** Opening LISTED ENTRIES block **
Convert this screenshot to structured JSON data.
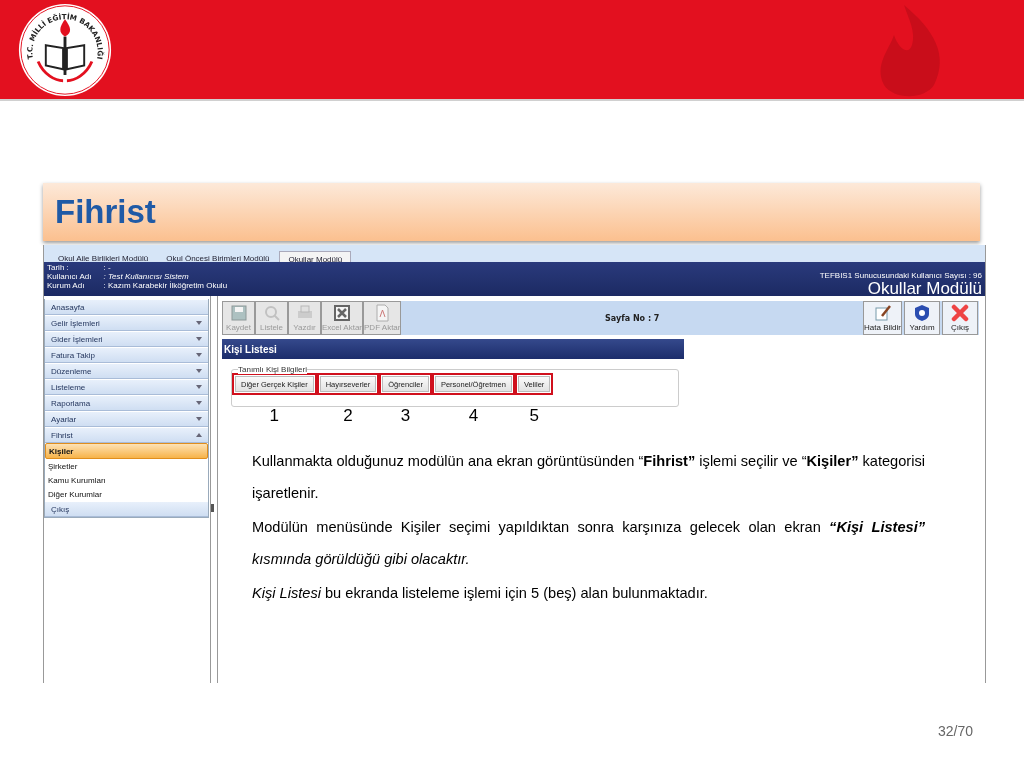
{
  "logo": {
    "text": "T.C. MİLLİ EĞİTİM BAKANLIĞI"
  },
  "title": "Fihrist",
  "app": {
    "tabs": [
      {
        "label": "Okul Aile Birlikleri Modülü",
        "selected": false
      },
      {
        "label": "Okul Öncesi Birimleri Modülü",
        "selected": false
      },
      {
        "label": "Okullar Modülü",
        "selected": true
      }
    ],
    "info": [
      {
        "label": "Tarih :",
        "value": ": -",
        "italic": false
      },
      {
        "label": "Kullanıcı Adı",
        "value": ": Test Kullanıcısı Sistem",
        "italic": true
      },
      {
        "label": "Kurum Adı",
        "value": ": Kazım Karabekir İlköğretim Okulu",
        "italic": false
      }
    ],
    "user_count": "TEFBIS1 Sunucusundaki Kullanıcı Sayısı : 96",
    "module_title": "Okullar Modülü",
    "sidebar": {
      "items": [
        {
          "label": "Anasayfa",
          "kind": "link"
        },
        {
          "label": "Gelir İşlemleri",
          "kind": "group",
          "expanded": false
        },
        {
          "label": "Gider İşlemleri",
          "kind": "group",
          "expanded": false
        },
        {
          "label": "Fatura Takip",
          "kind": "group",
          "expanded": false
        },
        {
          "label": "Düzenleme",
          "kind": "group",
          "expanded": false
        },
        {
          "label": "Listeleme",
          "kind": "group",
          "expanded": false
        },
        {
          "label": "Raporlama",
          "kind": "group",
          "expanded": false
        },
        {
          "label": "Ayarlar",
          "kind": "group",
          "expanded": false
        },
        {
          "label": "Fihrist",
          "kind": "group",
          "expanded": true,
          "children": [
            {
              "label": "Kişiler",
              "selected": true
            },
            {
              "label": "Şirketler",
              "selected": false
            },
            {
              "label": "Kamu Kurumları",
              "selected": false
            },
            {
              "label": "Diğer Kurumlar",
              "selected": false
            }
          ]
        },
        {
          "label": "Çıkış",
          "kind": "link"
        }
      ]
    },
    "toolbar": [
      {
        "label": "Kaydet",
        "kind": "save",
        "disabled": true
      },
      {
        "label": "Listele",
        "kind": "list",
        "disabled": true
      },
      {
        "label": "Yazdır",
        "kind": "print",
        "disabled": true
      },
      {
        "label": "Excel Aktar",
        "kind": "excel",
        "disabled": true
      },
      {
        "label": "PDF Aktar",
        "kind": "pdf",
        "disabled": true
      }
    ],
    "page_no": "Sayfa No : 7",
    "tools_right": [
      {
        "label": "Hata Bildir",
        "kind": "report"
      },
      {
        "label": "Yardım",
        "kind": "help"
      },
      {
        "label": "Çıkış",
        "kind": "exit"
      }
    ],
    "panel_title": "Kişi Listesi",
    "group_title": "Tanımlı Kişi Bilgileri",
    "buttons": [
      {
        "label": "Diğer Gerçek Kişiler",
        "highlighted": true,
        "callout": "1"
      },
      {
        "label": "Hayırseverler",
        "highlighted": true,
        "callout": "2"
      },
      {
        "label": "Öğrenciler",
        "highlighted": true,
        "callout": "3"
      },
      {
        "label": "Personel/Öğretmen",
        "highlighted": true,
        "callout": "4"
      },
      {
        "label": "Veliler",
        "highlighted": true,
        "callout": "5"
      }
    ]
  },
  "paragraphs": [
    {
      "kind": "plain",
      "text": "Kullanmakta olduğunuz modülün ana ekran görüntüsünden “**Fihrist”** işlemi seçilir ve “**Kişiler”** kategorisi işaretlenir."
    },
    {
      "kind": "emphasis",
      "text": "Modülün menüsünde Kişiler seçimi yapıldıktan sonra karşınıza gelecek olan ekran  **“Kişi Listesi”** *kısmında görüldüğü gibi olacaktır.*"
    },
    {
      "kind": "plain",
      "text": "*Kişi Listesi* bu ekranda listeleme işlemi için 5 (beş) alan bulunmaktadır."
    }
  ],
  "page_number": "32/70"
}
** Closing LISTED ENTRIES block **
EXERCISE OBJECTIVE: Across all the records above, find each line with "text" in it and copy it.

WRITTEN REPLY:
    "text": "T.C. MİLLİ EĞİTİM BAKANLIĞI"
      "text": "Kullanmakta olduğunuz modülün ana ekran görüntüsünden “**Fihrist”** işlemi seçilir ve “**Kişiler”** kategorisi işaretlenir."
      "text": "Modülün menüsünde Kişiler seçimi yapıldıktan sonra karşınıza gelecek olan ekran  **“Kişi Listesi”** *kısmında görüldüğü gibi olacaktır.*"
      "text": "*Kişi Listesi* bu ekranda listeleme işlemi için 5 (beş) alan bulunmaktadır."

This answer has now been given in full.